      1. Good formula. Give us your $200-1000 and we will show you less time F1’s driving over the weekend.

    7. It seems to me it is essential for teams to be able to prepare for races like Melbourne because of the long hiatus between the end of last season and the start of this new season, and again after the Summer break. One option would be to have the current format followed by several races with say a one or two day format. So, for example, Melbourne would have the current format, and then Bahrain, China, and Baku, would use the shortened format. I realise the shortened format will mean less days for fans to go to the track to just watch cars doing practice and such like, but for many fans that would be an even bigger commitment than just attending a race, so attending the whole weekend isn’t an option for them. Don’t they have things like F2 support races on at the same time? Maybe there could be other events on over that weekend to entertain the fans who want to spend several days attending the track. So, for example, say a local racing series on the Friday, F2 on Saturday, and then F1 on Sunday.
      The biggest advantage of the current format is it gives all the teams a chance to ensure everything is ready for the race.
      I think the biggest problem I see with a shortened format is if someone crashes their car, that would almost certainly ruin their race, so reducing the time between Qualifying and the Race also reduces repair time.
      If they were to use a shortened race format then I do think it would be better if the Qualifying format was changed so there’s less cars on the track at any one time.

      1. @drycrust i don’t attend an f1 race weekend to watch f2 or local categories, i’m there to see f1 drivers in f1 cars and want to see as much of that as possible.

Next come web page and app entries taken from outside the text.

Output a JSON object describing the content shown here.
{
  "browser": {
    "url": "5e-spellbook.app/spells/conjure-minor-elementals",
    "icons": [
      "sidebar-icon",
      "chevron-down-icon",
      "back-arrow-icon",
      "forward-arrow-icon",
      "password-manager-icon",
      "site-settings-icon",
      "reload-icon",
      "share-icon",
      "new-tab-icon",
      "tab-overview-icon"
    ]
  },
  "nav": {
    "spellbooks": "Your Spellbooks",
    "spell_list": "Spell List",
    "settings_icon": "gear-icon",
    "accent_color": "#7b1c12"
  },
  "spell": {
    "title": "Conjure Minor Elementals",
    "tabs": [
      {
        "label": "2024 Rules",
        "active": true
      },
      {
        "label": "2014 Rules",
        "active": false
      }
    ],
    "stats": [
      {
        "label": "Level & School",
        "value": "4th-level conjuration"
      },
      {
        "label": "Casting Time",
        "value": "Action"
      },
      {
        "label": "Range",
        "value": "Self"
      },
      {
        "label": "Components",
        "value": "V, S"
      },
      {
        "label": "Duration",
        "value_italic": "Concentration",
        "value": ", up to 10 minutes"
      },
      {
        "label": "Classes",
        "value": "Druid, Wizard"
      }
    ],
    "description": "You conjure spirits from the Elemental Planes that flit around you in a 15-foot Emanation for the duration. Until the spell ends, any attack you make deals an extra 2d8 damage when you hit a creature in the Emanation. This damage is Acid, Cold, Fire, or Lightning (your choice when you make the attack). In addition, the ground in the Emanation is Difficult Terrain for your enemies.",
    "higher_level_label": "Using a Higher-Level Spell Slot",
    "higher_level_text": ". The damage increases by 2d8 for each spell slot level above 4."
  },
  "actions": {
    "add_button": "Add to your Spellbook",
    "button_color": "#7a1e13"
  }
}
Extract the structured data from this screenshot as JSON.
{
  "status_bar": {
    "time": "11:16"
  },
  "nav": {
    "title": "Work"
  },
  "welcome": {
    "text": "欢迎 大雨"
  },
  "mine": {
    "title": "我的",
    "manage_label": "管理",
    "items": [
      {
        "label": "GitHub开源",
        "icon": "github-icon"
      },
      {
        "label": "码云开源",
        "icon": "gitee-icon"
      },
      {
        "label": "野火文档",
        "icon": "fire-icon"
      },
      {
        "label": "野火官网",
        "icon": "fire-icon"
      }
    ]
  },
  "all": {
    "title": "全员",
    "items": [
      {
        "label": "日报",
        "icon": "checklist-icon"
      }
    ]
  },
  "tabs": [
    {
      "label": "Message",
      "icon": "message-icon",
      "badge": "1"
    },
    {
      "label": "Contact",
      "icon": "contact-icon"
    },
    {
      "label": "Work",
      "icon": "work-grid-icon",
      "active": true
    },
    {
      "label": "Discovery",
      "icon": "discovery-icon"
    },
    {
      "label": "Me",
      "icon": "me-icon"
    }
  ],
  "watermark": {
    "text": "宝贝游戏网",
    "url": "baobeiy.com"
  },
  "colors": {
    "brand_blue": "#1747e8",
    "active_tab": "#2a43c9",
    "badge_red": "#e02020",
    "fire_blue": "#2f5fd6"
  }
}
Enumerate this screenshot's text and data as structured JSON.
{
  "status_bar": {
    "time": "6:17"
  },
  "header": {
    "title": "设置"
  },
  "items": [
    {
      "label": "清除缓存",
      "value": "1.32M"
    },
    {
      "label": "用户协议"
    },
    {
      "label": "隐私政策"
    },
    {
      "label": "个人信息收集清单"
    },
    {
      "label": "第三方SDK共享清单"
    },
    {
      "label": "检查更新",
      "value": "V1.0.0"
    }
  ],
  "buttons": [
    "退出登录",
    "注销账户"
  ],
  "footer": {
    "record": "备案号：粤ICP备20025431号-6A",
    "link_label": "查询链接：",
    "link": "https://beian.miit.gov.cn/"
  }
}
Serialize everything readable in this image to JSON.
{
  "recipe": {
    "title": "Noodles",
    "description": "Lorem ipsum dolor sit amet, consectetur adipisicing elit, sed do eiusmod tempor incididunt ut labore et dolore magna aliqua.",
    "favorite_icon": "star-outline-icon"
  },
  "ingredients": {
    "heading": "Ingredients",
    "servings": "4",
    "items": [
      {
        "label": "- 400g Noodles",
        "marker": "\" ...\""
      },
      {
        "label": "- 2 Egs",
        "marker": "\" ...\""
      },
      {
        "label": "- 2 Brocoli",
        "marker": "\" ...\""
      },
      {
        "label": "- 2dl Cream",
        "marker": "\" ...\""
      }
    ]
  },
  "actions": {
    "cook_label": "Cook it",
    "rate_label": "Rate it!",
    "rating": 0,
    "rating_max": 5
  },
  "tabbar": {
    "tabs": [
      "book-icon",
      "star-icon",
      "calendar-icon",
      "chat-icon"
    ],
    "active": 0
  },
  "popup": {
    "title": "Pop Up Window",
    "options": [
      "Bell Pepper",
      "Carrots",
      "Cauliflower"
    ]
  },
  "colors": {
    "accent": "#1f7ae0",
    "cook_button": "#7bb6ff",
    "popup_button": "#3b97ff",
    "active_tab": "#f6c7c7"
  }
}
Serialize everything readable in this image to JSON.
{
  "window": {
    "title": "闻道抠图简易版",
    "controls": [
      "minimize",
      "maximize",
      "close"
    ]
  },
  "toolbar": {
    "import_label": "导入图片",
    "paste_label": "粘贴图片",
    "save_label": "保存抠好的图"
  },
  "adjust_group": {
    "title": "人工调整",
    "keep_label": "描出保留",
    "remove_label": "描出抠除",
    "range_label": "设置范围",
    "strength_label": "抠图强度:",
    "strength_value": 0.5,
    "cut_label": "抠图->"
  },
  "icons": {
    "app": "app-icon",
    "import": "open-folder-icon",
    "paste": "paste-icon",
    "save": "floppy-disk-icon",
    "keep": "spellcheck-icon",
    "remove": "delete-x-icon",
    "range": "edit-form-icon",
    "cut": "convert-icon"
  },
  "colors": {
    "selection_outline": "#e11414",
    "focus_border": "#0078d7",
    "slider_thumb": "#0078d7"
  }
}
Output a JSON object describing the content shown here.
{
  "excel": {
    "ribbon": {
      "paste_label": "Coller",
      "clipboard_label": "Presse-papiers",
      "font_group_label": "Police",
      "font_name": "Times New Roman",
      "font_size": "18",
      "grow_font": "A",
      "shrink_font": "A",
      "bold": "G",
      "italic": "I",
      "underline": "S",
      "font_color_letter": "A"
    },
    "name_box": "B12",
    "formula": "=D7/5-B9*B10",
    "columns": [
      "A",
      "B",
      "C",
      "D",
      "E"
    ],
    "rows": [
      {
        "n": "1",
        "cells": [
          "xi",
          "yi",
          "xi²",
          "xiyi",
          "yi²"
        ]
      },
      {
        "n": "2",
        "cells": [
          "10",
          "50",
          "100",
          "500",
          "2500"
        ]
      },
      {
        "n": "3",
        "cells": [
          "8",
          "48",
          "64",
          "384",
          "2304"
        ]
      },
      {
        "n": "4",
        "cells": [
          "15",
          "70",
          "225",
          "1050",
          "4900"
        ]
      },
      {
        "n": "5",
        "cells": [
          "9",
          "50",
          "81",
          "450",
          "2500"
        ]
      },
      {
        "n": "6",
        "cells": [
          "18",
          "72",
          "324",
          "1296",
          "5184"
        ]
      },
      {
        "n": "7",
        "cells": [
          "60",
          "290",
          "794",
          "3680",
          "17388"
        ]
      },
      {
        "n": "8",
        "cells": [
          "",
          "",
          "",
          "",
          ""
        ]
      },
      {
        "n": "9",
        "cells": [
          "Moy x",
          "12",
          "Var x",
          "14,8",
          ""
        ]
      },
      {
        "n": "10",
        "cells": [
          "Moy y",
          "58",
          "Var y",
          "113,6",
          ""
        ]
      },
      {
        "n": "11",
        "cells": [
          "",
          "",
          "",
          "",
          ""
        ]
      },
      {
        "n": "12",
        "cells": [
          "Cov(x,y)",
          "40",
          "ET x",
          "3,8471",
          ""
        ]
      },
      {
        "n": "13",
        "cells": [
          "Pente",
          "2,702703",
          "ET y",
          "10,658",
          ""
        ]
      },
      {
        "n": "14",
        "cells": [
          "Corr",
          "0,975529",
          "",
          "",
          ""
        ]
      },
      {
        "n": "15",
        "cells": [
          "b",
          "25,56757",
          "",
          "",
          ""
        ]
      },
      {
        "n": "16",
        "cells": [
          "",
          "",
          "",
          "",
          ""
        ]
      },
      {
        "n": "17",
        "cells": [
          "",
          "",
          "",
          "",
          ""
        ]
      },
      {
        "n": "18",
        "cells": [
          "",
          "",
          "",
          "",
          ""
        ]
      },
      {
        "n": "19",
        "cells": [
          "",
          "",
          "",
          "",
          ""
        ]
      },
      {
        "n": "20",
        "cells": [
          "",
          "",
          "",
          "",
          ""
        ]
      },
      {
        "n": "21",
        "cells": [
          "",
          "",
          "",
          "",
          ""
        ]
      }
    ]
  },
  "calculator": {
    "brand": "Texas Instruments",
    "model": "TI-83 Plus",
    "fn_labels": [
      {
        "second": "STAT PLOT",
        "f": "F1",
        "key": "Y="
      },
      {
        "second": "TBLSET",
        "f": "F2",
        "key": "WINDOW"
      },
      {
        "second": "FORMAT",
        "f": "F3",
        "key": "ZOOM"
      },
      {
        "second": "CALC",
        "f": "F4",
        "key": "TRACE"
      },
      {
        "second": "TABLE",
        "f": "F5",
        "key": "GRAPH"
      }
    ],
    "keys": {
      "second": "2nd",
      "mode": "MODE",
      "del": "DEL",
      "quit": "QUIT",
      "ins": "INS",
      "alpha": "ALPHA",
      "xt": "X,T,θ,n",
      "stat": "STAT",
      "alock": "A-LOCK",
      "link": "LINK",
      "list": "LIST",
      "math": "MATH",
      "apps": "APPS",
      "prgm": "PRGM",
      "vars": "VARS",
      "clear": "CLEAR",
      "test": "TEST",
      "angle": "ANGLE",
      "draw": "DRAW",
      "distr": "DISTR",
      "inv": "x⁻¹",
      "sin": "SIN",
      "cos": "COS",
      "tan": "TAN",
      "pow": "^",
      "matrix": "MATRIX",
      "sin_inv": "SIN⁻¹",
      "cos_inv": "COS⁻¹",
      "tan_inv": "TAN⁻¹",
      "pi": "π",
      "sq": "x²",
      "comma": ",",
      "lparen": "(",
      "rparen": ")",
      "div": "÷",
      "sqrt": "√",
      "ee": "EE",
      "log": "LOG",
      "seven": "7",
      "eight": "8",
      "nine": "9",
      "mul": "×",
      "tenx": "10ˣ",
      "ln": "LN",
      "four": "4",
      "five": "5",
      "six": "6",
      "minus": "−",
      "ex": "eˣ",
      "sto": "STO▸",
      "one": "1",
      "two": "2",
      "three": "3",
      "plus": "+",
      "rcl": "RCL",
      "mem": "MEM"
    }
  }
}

        silverstone tried running f2/gp3 on thursday a few years ago and virtually nobody turned up, the friday f2 races at monaco also hardly draw a crowd and the few standalone f2/gp3 weekends have also never drew many to the circuit because while we appreciate having them as a bonus over an f1 weekend you won’t find many that would goto a circuit just to see them so if you dropped f1 practice on friday and just had non-f1 cars on track i doubt many would turn up.. i know i wouldn’t because it’s not what i’ve paid to see.

        you already see stands emptying before the support races are up on the saturday as soon as f1 qualifying is over and there usually well under half full by the time the final saturday race is starting. and its the same on friday, as soon as f1 practice ends most leave. again nothing against the lower formula but it just isn’t why people are there.

    8. They should keep the race weekend format as it is. We really don’t need more than 20 races in a year. If spaced evenly that’s enough for a race every 2 weekends and 3 months off-season.

      Yes some countries will have to lose their Grand Prix but that should be based on the quality of weekend that circuit provides in all areas (racing, prestige, other entertainment/support categories, amenities, travel, etc.) to ensure only the best of the best locations and circuits are included as it should be.

      I just think it’s the wrong way to go about F1 for it to be the travelling circus that will do higher frequency shows of lower intensity as this article suggests in whatever city will have them.

      If it means some tracks have to lose their races then so be it. Only have the highest quality and those that will pay the most to be counted among them. It means tough decisions with high standards and Liberty should employ the most qualified and knowledgeable to make them.

      Track selection is just as an important part of F1 in my understanding as technical regulations.

    Comments are closed.